Remember your art pen and new Cintiq pen will behave differently, you must set your Global Brush tracking for each pen, and you want to get in the habit of using the Brush Calibration panel when a brush isn’t making the mark you want.
Do you see a change in the brushes? If you don’t, keep playing with your settings.
You also have to realize some brushes don’t have a lot of change, so that’s why it’s important to try a couple of brushes out. You won’t notice a big change if you are using a blending brush.
If you use your art pen (if you have one), you are going to notice that you don’t get as much as the new pen. It’s unbelievable how different it is. If you are going to draw, use your new pen. If you are painting and need rotation, use the art pen.
Now we are at the last stage.
I learned to set up the radial buttons on my Cintiq from Skip Allen. If you want to learn all the ways, you can set up your buttons and radial dial, I recommend his newest class, which you can find at www.digitalartacademy.com

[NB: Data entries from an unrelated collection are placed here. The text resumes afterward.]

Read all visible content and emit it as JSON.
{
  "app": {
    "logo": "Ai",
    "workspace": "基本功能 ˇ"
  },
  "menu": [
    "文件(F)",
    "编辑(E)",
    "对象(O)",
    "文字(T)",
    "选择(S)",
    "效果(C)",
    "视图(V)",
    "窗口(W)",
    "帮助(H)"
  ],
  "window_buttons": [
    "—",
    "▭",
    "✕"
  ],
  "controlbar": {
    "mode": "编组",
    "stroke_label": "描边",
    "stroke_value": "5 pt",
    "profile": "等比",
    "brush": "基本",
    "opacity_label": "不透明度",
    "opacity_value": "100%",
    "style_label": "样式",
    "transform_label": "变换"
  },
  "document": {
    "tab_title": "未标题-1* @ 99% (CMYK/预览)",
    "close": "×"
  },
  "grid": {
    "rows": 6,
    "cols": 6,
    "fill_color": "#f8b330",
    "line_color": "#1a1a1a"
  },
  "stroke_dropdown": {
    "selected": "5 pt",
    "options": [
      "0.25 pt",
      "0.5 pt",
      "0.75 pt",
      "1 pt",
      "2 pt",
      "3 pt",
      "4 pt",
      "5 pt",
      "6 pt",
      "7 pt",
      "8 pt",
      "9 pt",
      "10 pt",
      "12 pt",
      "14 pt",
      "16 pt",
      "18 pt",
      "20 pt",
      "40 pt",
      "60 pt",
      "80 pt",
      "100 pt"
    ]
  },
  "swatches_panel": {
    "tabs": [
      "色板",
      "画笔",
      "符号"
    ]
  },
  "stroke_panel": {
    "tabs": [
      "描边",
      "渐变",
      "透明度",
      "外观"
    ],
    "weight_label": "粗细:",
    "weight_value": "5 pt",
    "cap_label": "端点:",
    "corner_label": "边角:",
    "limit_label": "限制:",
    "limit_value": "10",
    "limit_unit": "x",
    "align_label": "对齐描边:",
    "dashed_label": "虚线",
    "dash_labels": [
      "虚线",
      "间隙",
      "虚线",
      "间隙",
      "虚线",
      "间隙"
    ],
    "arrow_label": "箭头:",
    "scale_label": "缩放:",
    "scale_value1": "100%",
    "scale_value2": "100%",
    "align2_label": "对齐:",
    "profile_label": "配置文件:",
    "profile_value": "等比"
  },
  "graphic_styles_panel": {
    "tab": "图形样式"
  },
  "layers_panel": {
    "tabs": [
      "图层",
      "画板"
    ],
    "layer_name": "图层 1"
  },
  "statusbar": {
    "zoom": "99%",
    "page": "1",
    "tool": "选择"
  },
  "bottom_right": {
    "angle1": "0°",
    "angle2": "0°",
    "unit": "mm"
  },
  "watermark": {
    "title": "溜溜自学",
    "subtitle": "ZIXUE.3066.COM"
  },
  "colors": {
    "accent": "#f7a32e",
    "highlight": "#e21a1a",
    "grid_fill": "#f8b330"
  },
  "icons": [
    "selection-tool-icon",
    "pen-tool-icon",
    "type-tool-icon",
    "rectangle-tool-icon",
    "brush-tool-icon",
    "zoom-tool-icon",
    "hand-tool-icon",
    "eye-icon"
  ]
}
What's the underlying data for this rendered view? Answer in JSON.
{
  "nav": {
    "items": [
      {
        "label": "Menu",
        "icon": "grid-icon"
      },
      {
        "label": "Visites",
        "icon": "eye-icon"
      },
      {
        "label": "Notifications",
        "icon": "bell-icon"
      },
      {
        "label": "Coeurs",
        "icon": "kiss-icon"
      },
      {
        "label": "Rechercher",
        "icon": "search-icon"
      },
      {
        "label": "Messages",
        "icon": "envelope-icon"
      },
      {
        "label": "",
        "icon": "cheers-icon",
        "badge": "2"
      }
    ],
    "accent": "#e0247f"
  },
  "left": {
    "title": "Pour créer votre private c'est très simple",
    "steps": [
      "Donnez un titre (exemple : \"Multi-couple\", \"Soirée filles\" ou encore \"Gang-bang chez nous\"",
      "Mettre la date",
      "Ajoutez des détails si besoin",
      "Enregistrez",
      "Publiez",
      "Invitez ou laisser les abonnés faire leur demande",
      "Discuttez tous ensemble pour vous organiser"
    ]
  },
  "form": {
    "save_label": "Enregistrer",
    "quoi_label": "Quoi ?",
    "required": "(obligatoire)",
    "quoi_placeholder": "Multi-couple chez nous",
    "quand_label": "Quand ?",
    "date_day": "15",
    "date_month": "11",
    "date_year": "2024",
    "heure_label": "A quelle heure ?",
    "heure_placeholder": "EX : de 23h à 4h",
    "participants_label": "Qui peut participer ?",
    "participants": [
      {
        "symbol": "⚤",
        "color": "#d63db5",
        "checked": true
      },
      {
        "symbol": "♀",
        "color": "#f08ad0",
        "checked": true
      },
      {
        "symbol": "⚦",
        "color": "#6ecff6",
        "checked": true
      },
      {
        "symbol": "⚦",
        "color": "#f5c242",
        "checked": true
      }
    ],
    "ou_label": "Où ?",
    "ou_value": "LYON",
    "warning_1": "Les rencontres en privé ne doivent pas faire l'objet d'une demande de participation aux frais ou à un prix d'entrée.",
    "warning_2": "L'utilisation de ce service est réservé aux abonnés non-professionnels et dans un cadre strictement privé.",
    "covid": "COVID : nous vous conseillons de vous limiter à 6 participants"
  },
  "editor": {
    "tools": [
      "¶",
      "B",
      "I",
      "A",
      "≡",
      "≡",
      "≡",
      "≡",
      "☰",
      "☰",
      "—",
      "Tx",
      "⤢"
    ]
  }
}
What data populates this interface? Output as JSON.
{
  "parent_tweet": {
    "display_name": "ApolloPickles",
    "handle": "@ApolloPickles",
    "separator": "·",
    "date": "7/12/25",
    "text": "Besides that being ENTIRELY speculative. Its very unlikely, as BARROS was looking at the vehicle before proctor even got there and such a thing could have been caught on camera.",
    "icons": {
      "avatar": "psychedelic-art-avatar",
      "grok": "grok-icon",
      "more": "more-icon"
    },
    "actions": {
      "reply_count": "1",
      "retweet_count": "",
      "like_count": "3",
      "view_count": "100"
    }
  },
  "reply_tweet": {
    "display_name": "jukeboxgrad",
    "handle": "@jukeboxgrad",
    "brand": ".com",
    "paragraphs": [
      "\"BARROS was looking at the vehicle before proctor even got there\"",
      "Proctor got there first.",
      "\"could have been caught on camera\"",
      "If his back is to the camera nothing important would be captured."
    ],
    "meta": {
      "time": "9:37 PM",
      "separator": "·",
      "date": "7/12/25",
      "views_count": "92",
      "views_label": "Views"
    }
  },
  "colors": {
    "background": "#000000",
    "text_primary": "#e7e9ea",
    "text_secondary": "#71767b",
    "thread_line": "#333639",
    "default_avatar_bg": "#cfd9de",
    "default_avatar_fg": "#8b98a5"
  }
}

If you would like to save yourself time and have your Cintiq set up in a similar pattern, you can contact me at the above link I gave you. I will send you what you need to set up your buttons and dial like Skip’s, which will save you at least a full day of work.
I have an HTML file that will show you the keyboard shortcuts used, so if you want to reprogram something or change something you can just look at what was already used. I also have a Painter shortcut preference file for you to load into Painter. Skip gave me his, and I just added to it. I also have my Wacom preferences, which will map all the shortcuts in Painter to the buttons I assigned it to. Plus, I have my radial menu built pretty much like Skip’s, which means you don’t have to go up to the main menu all the time. It’s a great time saver.
I thoroughly enjoy my Cintiq. I use it daily, and I paint and draw for a couple of hours on the weekend. I wish I would have bit the bullet and bought one much sooner. I was hesitant because of all the negative issues people were addressing with Painter and Photoshop. It was too expensive not to work, and I was afraid it would sit in the corner and collect dust. Don’t listen to negative feedback. People just are not setting it up correctly.
If you found this post helpful, and you want to show your appreciation, you can buy one of my books 😊
Yep, that would make me happy, and you even get something out of it, which you can pass on to another if you like.
You can find my books here: http://jameswritinganddesign.com/books.html